Pictures aside, write out the data exactly as it reads.

[Page and application data records]
-*-

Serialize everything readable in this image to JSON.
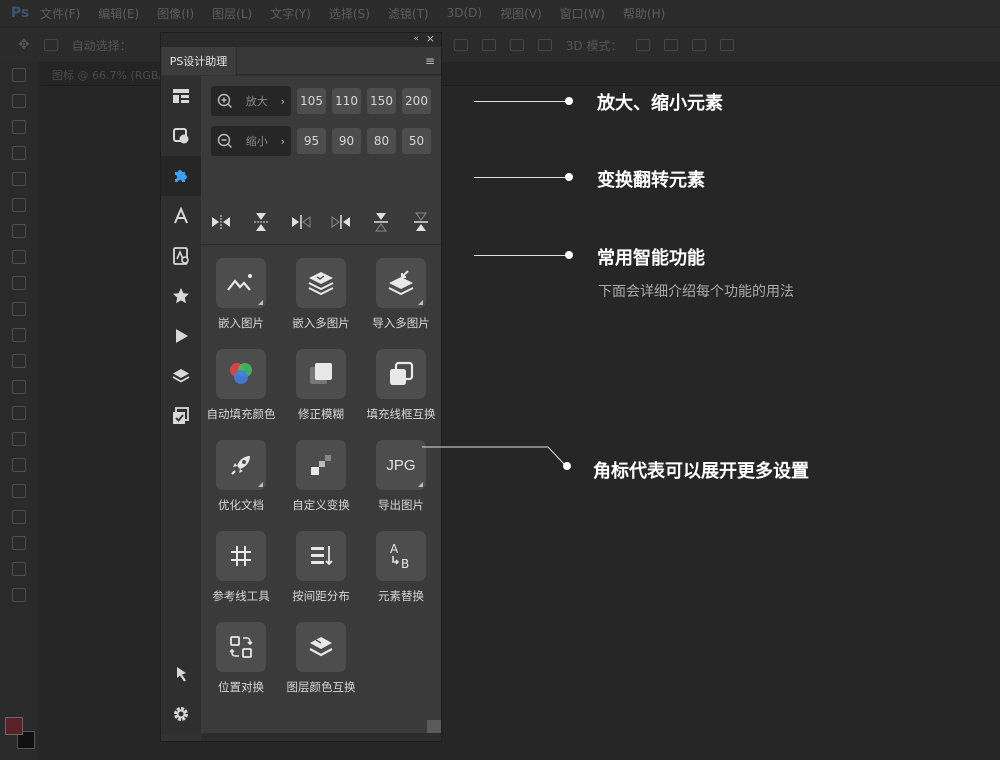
{
  "menubar": {
    "logo": "Ps",
    "items": [
      "文件(F)",
      "编辑(E)",
      "图像(I)",
      "图层(L)",
      "文字(Y)",
      "选择(S)",
      "滤镜(T)",
      "3D(D)",
      "视图(V)",
      "窗口(W)",
      "帮助(H)"
    ]
  },
  "options": {
    "auto_select": "自动选择：",
    "mode_3d": "3D 模式："
  },
  "document": {
    "tab": "图标 @ 66.7% (RGB/8)"
  },
  "panel": {
    "title": "PS设计助理",
    "collapse_icon": "«",
    "close_icon": "×",
    "menu_icon": "≡",
    "zoom_in": {
      "label": "放大",
      "values": [
        "105",
        "110",
        "150",
        "200"
      ]
    },
    "zoom_out": {
      "label": "缩小",
      "values": [
        "95",
        "90",
        "80",
        "50"
      ]
    },
    "tiles": [
      {
        "label": "嵌入图片",
        "icon": "mountain-image-icon",
        "corner": true
      },
      {
        "label": "嵌入多图片",
        "icon": "stack-images-icon",
        "corner": false
      },
      {
        "label": "导入多图片",
        "icon": "import-images-icon",
        "corner": true
      },
      {
        "label": "自动填充颜色",
        "icon": "color-circles-icon",
        "corner": false
      },
      {
        "label": "修正模糊",
        "icon": "fix-blur-icon",
        "corner": false
      },
      {
        "label": "填充线框互换",
        "icon": "fill-stroke-swap-icon",
        "corner": false
      },
      {
        "label": "优化文档",
        "icon": "rocket-icon",
        "corner": true
      },
      {
        "label": "自定义变换",
        "icon": "custom-transform-icon",
        "corner": false
      },
      {
        "label": "导出图片",
        "icon": "jpg-icon",
        "text": "JPG",
        "corner": true
      },
      {
        "label": "参考线工具",
        "icon": "guides-grid-icon",
        "corner": false
      },
      {
        "label": "按间距分布",
        "icon": "distribute-icon",
        "corner": false
      },
      {
        "label": "元素替换",
        "icon": "element-swap-icon",
        "corner": false
      },
      {
        "label": "位置对换",
        "icon": "position-swap-icon",
        "corner": false
      },
      {
        "label": "图层颜色互换",
        "icon": "layer-color-swap-icon",
        "corner": false
      }
    ]
  },
  "annotations": {
    "zoom": "放大、缩小元素",
    "transform": "变换翻转元素",
    "smart": "常用智能功能",
    "smart_sub": "下面会详细介绍每个功能的用法",
    "corner": "角标代表可以展开更多设置"
  },
  "colors": {
    "annotation_text": "#ffffff",
    "panel_bg": "#3a3a3a",
    "tile_bg": "#4d4d4d",
    "foreground_swatch": "#5a2127"
  }
}
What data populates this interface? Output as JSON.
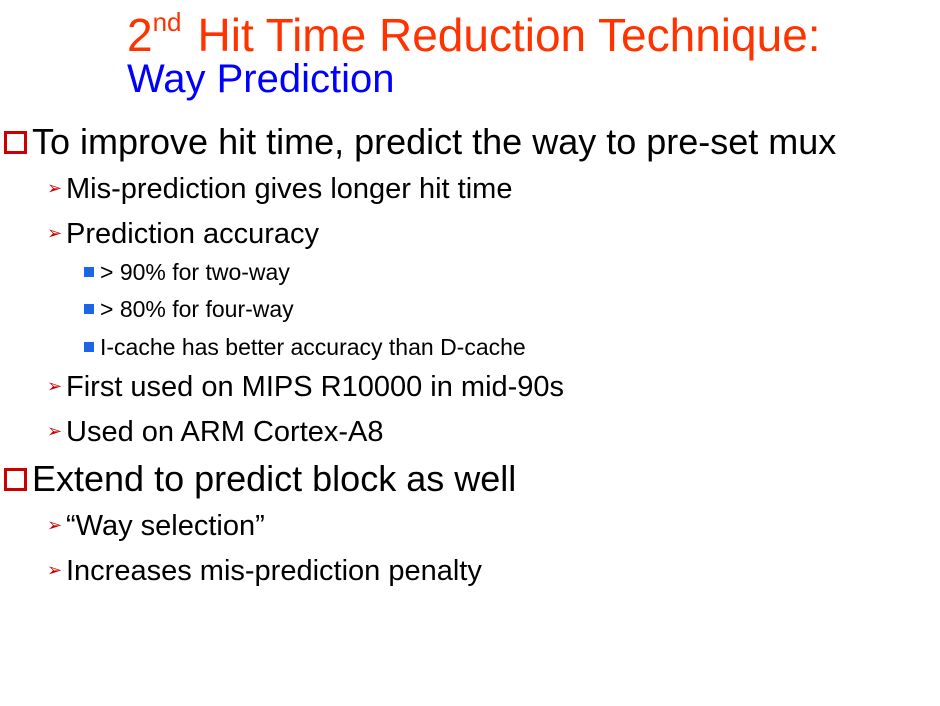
{
  "title": {
    "ordinal_number": "2",
    "ordinal_suffix": "nd",
    "main": "Hit Time Reduction Technique:",
    "subtitle": "Way Prediction"
  },
  "bullets": [
    {
      "text": "To improve hit time, predict the way to pre-set mux",
      "children": [
        {
          "text": "Mis-prediction gives longer hit time"
        },
        {
          "text": "Prediction accuracy",
          "children": [
            {
              "text": "> 90% for two-way"
            },
            {
              "text": "> 80% for four-way"
            },
            {
              "text": "I-cache has better accuracy than D-cache"
            }
          ]
        },
        {
          "text": "First used on MIPS R10000 in mid-90s"
        },
        {
          "text": "Used on ARM Cortex-A8"
        }
      ]
    },
    {
      "text": "Extend to predict block as well",
      "children": [
        {
          "text": "“Way selection”"
        },
        {
          "text": "Increases mis-prediction penalty"
        }
      ]
    }
  ],
  "colors": {
    "title": "#ff3300",
    "subtitle": "#0000ff",
    "level1_bullet": "#cc0000",
    "level2_bullet": "#cc0000",
    "level3_bullet": "#1a66e6"
  },
  "icons": {
    "level1": "hollow-square-bullet",
    "level2": "arrowhead-bullet",
    "level3": "filled-square-bullet"
  }
}
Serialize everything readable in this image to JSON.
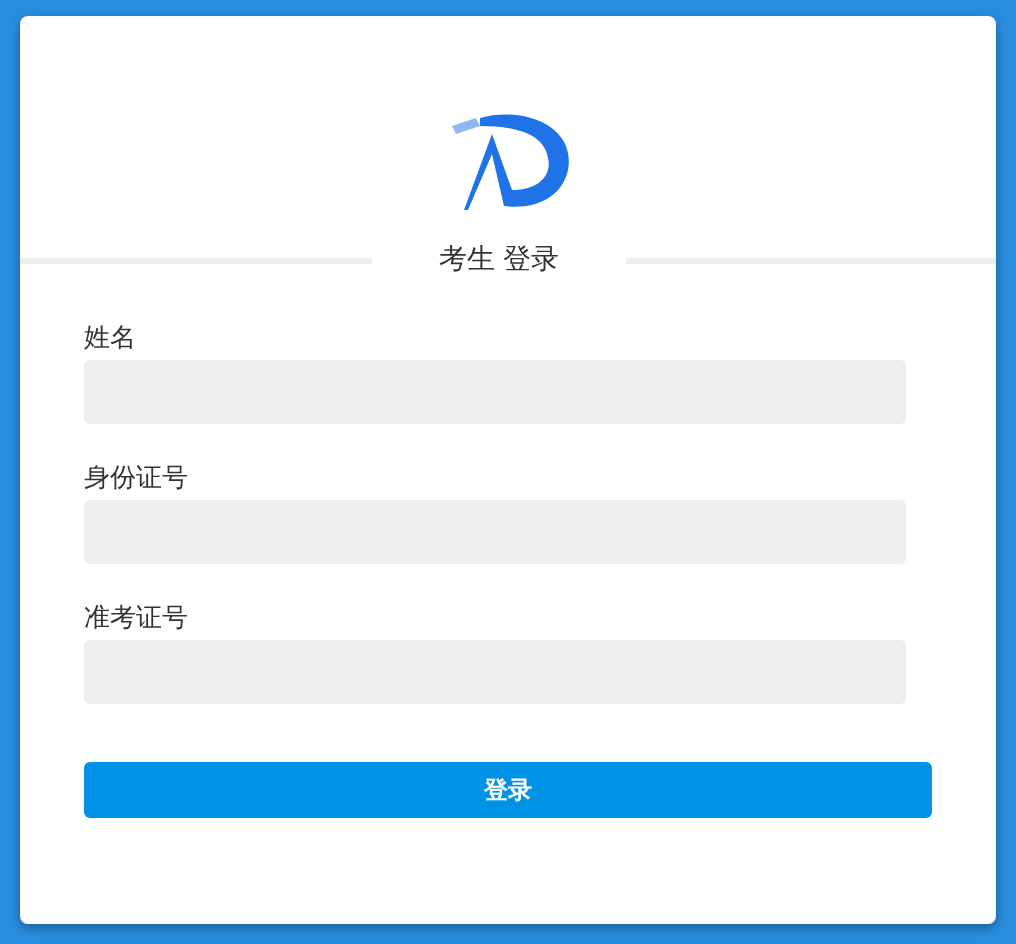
{
  "title": "考生 登录",
  "fields": [
    {
      "label": "姓名"
    },
    {
      "label": "身份证号"
    },
    {
      "label": "准考证号"
    }
  ],
  "submit": "登录"
}
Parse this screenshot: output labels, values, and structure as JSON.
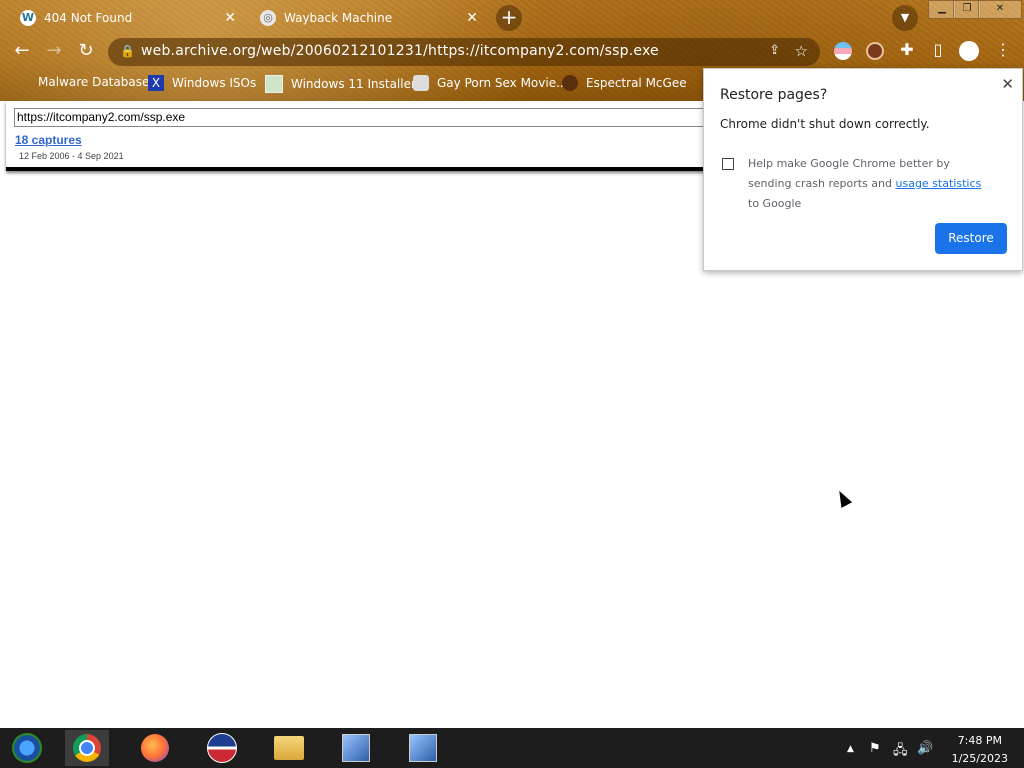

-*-

→ Answer area
Serialize everything readable in this image to JSON.
{
  "menubar": {
    "logo": "Ps",
    "items": [
      "文件(F)",
      "编辑(E)",
      "图像(I)",
      "图层(L)",
      "文字(Y)",
      "选择(S)",
      "滤镜(T)",
      "3D(D)",
      "视图(V)",
      "窗口(W)",
      "帮助(H)"
    ]
  },
  "options": {
    "auto_select": "自动选择：",
    "mode_3d": "3D 模式："
  },
  "document": {
    "tab": "图标 @ 66.7% (RGB/8)"
  },
  "panel": {
    "title": "PS设计助理",
    "collapse_icon": "«",
    "close_icon": "×",
    "menu_icon": "≡",
    "zoom_in": {
      "label": "放大",
      "values": [
        "105",
        "110",
        "150",
        "200"
      ]
    },
    "zoom_out": {
      "label": "缩小",
      "values": [
        "95",
        "90",
        "80",
        "50"
      ]
    },
    "tiles": [
      {
        "label": "嵌入图片",
        "icon": "mountain-image-icon",
        "corner": true
      },
      {
        "label": "嵌入多图片",
        "icon": "stack-images-icon",
        "corner": false
      },
      {
        "label": "导入多图片",
        "icon": "import-images-icon",
        "corner": true
      },
      {
        "label": "自动填充颜色",
        "icon": "color-circles-icon",
        "corner": false
      },
      {
        "label": "修正模糊",
        "icon": "fix-blur-icon",
        "corner": false
      },
      {
        "label": "填充线框互换",
        "icon": "fill-stroke-swap-icon",
        "corner": false
      },
      {
        "label": "优化文档",
        "icon": "rocket-icon",
        "corner": true
      },
      {
        "label": "自定义变换",
        "icon": "custom-transform-icon",
        "corner": false
      },
      {
        "label": "导出图片",
        "icon": "jpg-icon",
        "text": "JPG",
        "corner": true
      },
      {
        "label": "参考线工具",
        "icon": "guides-grid-icon",
        "corner": false
      },
      {
        "label": "按间距分布",
        "icon": "distribute-icon",
        "corner": false
      },
      {
        "label": "元素替换",
        "icon": "element-swap-icon",
        "corner": false
      },
      {
        "label": "位置对换",
        "icon": "position-swap-icon",
        "corner": false
      },
      {
        "label": "图层颜色互换",
        "icon": "layer-color-swap-icon",
        "corner": false
      }
    ]
  },
  "annotations": {
    "zoom": "放大、缩小元素",
    "transform": "变换翻转元素",
    "smart": "常用智能功能",
    "smart_sub": "下面会详细介绍每个功能的用法",
    "corner": "角标代表可以展开更多设置"
  },
  "colors": {
    "annotation_text": "#ffffff",
    "panel_bg": "#3a3a3a",
    "tile_bg": "#4d4d4d",
    "foreground_swatch": "#5a2127"
  }
}
What data populates this interface? Output as JSON.
{
  "title": {
    "ordinal_number": "2",
    "ordinal_suffix": "nd",
    "main": "Hit Time Reduction Technique:",
    "subtitle": "Way Prediction"
  },
  "bullets": [
    {
      "text": "To improve hit time, predict the way to pre-set mux",
      "children": [
        {
          "text": "Mis-prediction gives longer hit time"
        },
        {
          "text": "Prediction accuracy",
          "children": [
            {
              "text": "> 90% for two-way"
            },
            {
              "text": "> 80% for four-way"
            },
            {
              "text": "I-cache has better accuracy than D-cache"
            }
          ]
        },
        {
          "text": "First used on MIPS R10000 in mid-90s"
        },
        {
          "text": "Used on ARM Cortex-A8"
        }
      ]
    },
    {
      "text": "Extend to predict block as well",
      "children": [
        {
          "text": "“Way selection”"
        },
        {
          "text": "Increases mis-prediction penalty"
        }
      ]
    }
  ],
  "colors": {
    "title": "#ff3300",
    "subtitle": "#0000ff",
    "level1_bullet": "#cc0000",
    "level2_bullet": "#cc0000",
    "level3_bullet": "#1a66e6"
  },
  "icons": {
    "level1": "hollow-square-bullet",
    "level2": "arrowhead-bullet",
    "level3": "filled-square-bullet"
  }
}
Serialize everything readable in this image to JSON.
{
  "title": "考生 登录",
  "fields": [
    {
      "label": "姓名"
    },
    {
      "label": "身份证号"
    },
    {
      "label": "准考证号"
    }
  ],
  "submit": "登录"
}
Parse this screenshot: output labels, values, and structure as JSON.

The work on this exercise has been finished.